[App and web page records]
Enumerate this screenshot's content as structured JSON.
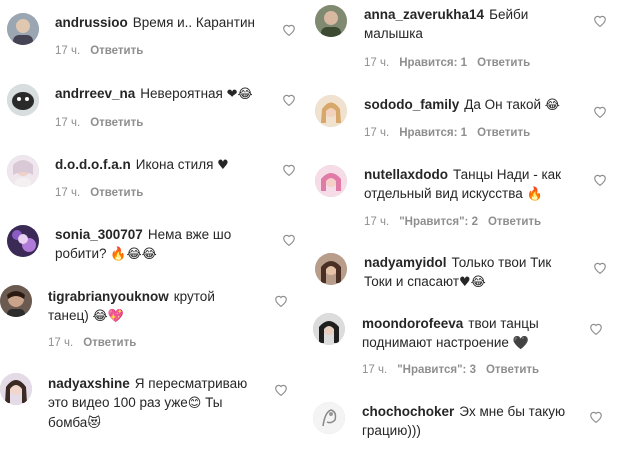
{
  "left": [
    {
      "user": "andrussioo",
      "text": "Время и.. Карантин",
      "emoji": "",
      "time": "17 ч.",
      "likes": "",
      "reply": "Ответить"
    },
    {
      "user": "andrreev_na",
      "text": "Невероятная ",
      "emoji": "❤😂",
      "time": "17 ч.",
      "likes": "",
      "reply": "Ответить"
    },
    {
      "user": "d.o.d.o.f.a.n",
      "text": "Икона стиля ",
      "emoji": "♥",
      "time": "17 ч.",
      "likes": "",
      "reply": "Ответить"
    },
    {
      "user": "sonia_300707",
      "text": "Нема вже шо робити? ",
      "emoji": "🔥😂😂",
      "time": "",
      "likes": "",
      "reply": ""
    },
    {
      "user": "tigrabrianyouknow",
      "text": "крутой танец) ",
      "emoji": "😂💖",
      "time": "17 ч.",
      "likes": "",
      "reply": "Ответить"
    },
    {
      "user": "nadyaxshine",
      "text": "Я пересматриваю это видео 100 раз уже",
      "emoji": "😊",
      "text2": " Ты бомба",
      "emoji2": "😻",
      "time": "",
      "likes": "",
      "reply": ""
    }
  ],
  "right": [
    {
      "user": "anna_zaverukha14",
      "text": "Бейби малышка",
      "emoji": "",
      "time": "17 ч.",
      "likes": "Нравится: 1",
      "reply": "Ответить"
    },
    {
      "user": "sododo_family",
      "text": "Да Он такой ",
      "emoji": "😂",
      "time": "17 ч.",
      "likes": "Нравится: 1",
      "reply": "Ответить"
    },
    {
      "user": "nutellaxdodo",
      "text": "Танцы Нади - как отдельный вид искусства ",
      "emoji": "🔥",
      "time": "17 ч.",
      "likes": "\"Нравится\": 2",
      "reply": "Ответить"
    },
    {
      "user": "nadyamyidol",
      "text": "Только твои Тик Токи и спасают",
      "emoji": "♥😂",
      "time": "",
      "likes": "",
      "reply": ""
    },
    {
      "user": "moondorofeeva",
      "text": "твои танцы поднимают настроение ",
      "emoji": "🖤",
      "time": "17 ч.",
      "likes": "\"Нравится\": 3",
      "reply": "Ответить"
    },
    {
      "user": "chochochoker",
      "text": "Эх мне бы такую грацию)))",
      "emoji": "",
      "time": "",
      "likes": "",
      "reply": ""
    }
  ],
  "colors": {
    "text": "#262626",
    "meta": "#8e8e8e",
    "heart_outline": "#8e8e8e"
  },
  "icons": {
    "like": "heart-outline-icon",
    "avatar": "avatar-image"
  }
}
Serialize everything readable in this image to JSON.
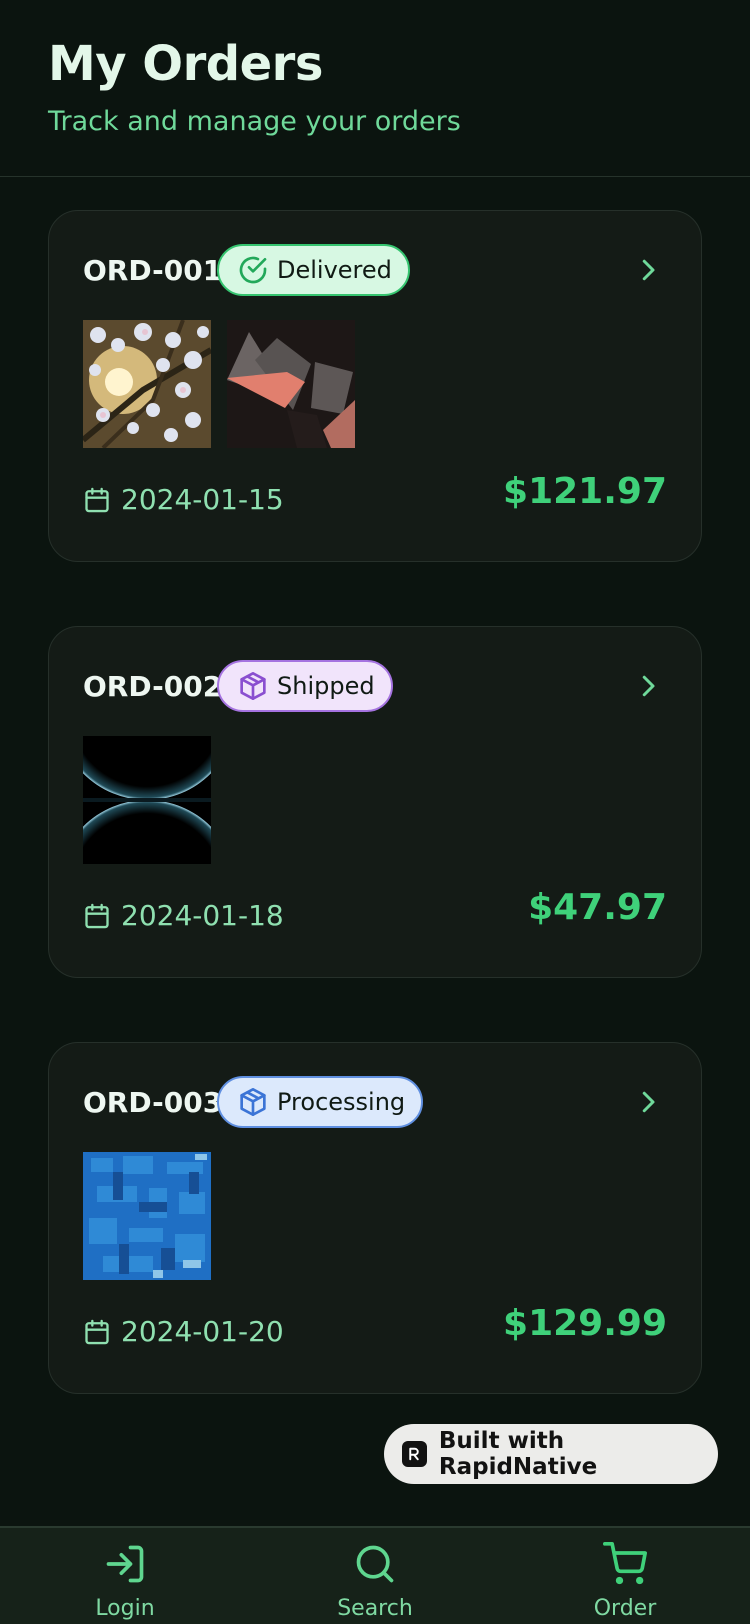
{
  "header": {
    "title": "My Orders",
    "subtitle": "Track and manage your orders"
  },
  "orders": [
    {
      "id": "ORD-001",
      "status": "Delivered",
      "status_icon": "check-circle-icon",
      "date": "2024-01-15",
      "total": "$121.97",
      "thumbnails": [
        "blossom-branch-image",
        "abstract-cubes-image"
      ]
    },
    {
      "id": "ORD-002",
      "status": "Shipped",
      "status_icon": "package-icon",
      "date": "2024-01-18",
      "total": "$47.97",
      "thumbnails": [
        "dark-spheres-image"
      ]
    },
    {
      "id": "ORD-003",
      "status": "Processing",
      "status_icon": "package-icon",
      "date": "2024-01-20",
      "total": "$129.99",
      "thumbnails": [
        "blue-pattern-image"
      ]
    }
  ],
  "badge": {
    "label": "Built with RapidNative"
  },
  "tabs": [
    {
      "label": "Login",
      "icon": "login-icon"
    },
    {
      "label": "Search",
      "icon": "search-icon"
    },
    {
      "label": "Order",
      "icon": "cart-icon"
    }
  ],
  "colors": {
    "background": "#0b140f",
    "card": "#141b16",
    "accent": "#3fd17a",
    "delivered": "#35c46f",
    "shipped": "#a573e0",
    "processing": "#5f8fe0"
  }
}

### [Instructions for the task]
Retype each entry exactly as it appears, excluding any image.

### [The answer]
Enumerate this screenshot's content as structured JSON.
{
  "left": [
    {
      "user": "andrussioo",
      "text": "Время и.. Карантин",
      "emoji": "",
      "time": "17 ч.",
      "likes": "",
      "reply": "Ответить"
    },
    {
      "user": "andrreev_na",
      "text": "Невероятная ",
      "emoji": "❤😂",
      "time": "17 ч.",
      "likes": "",
      "reply": "Ответить"
    },
    {
      "user": "d.o.d.o.f.a.n",
      "text": "Икона стиля ",
      "emoji": "♥",
      "time": "17 ч.",
      "likes": "",
      "reply": "Ответить"
    },
    {
      "user": "sonia_300707",
      "text": "Нема вже шо робити? ",
      "emoji": "🔥😂😂",
      "time": "",
      "likes": "",
      "reply": ""
    },
    {
      "user": "tigrabrianyouknow",
      "text": "крутой танец) ",
      "emoji": "😂💖",
      "time": "17 ч.",
      "likes": "",
      "reply": "Ответить"
    },
    {
      "user": "nadyaxshine",
      "text": "Я пересматриваю это видео 100 раз уже",
      "emoji": "😊",
      "text2": " Ты бомба",
      "emoji2": "😻",
      "time": "",
      "likes": "",
      "reply": ""
    }
  ],
  "right": [
    {
      "user": "anna_zaverukha14",
      "text": "Бейби малышка",
      "emoji": "",
      "time": "17 ч.",
      "likes": "Нравится: 1",
      "reply": "Ответить"
    },
    {
      "user": "sododo_family",
      "text": "Да Он такой ",
      "emoji": "😂",
      "time": "17 ч.",
      "likes": "Нравится: 1",
      "reply": "Ответить"
    },
    {
      "user": "nutellaxdodo",
      "text": "Танцы Нади - как отдельный вид искусства ",
      "emoji": "🔥",
      "time": "17 ч.",
      "likes": "\"Нравится\": 2",
      "reply": "Ответить"
    },
    {
      "user": "nadyamyidol",
      "text": "Только твои Тик Токи и спасают",
      "emoji": "♥😂",
      "time": "",
      "likes": "",
      "reply": ""
    },
    {
      "user": "moondorofeeva",
      "text": "твои танцы поднимают настроение ",
      "emoji": "🖤",
      "time": "17 ч.",
      "likes": "\"Нравится\": 3",
      "reply": "Ответить"
    },
    {
      "user": "chochochoker",
      "text": "Эх мне бы такую грацию)))",
      "emoji": "",
      "time": "",
      "likes": "",
      "reply": ""
    }
  ],
  "colors": {
    "text": "#262626",
    "meta": "#8e8e8e",
    "heart_outline": "#8e8e8e"
  },
  "icons": {
    "like": "heart-outline-icon",
    "avatar": "avatar-image"
  }
}
Serialize everything readable in this image to JSON.
{
  "header": {
    "title": "My Orders",
    "subtitle": "Track and manage your orders"
  },
  "orders": [
    {
      "id": "ORD-001",
      "status": "Delivered",
      "status_icon": "check-circle-icon",
      "date": "2024-01-15",
      "total": "$121.97",
      "thumbnails": [
        "blossom-branch-image",
        "abstract-cubes-image"
      ]
    },
    {
      "id": "ORD-002",
      "status": "Shipped",
      "status_icon": "package-icon",
      "date": "2024-01-18",
      "total": "$47.97",
      "thumbnails": [
        "dark-spheres-image"
      ]
    },
    {
      "id": "ORD-003",
      "status": "Processing",
      "status_icon": "package-icon",
      "date": "2024-01-20",
      "total": "$129.99",
      "thumbnails": [
        "blue-pattern-image"
      ]
    }
  ],
  "badge": {
    "label": "Built with RapidNative"
  },
  "tabs": [
    {
      "label": "Login",
      "icon": "login-icon"
    },
    {
      "label": "Search",
      "icon": "search-icon"
    },
    {
      "label": "Order",
      "icon": "cart-icon"
    }
  ],
  "colors": {
    "background": "#0b140f",
    "card": "#141b16",
    "accent": "#3fd17a",
    "delivered": "#35c46f",
    "shipped": "#a573e0",
    "processing": "#5f8fe0"
  }
}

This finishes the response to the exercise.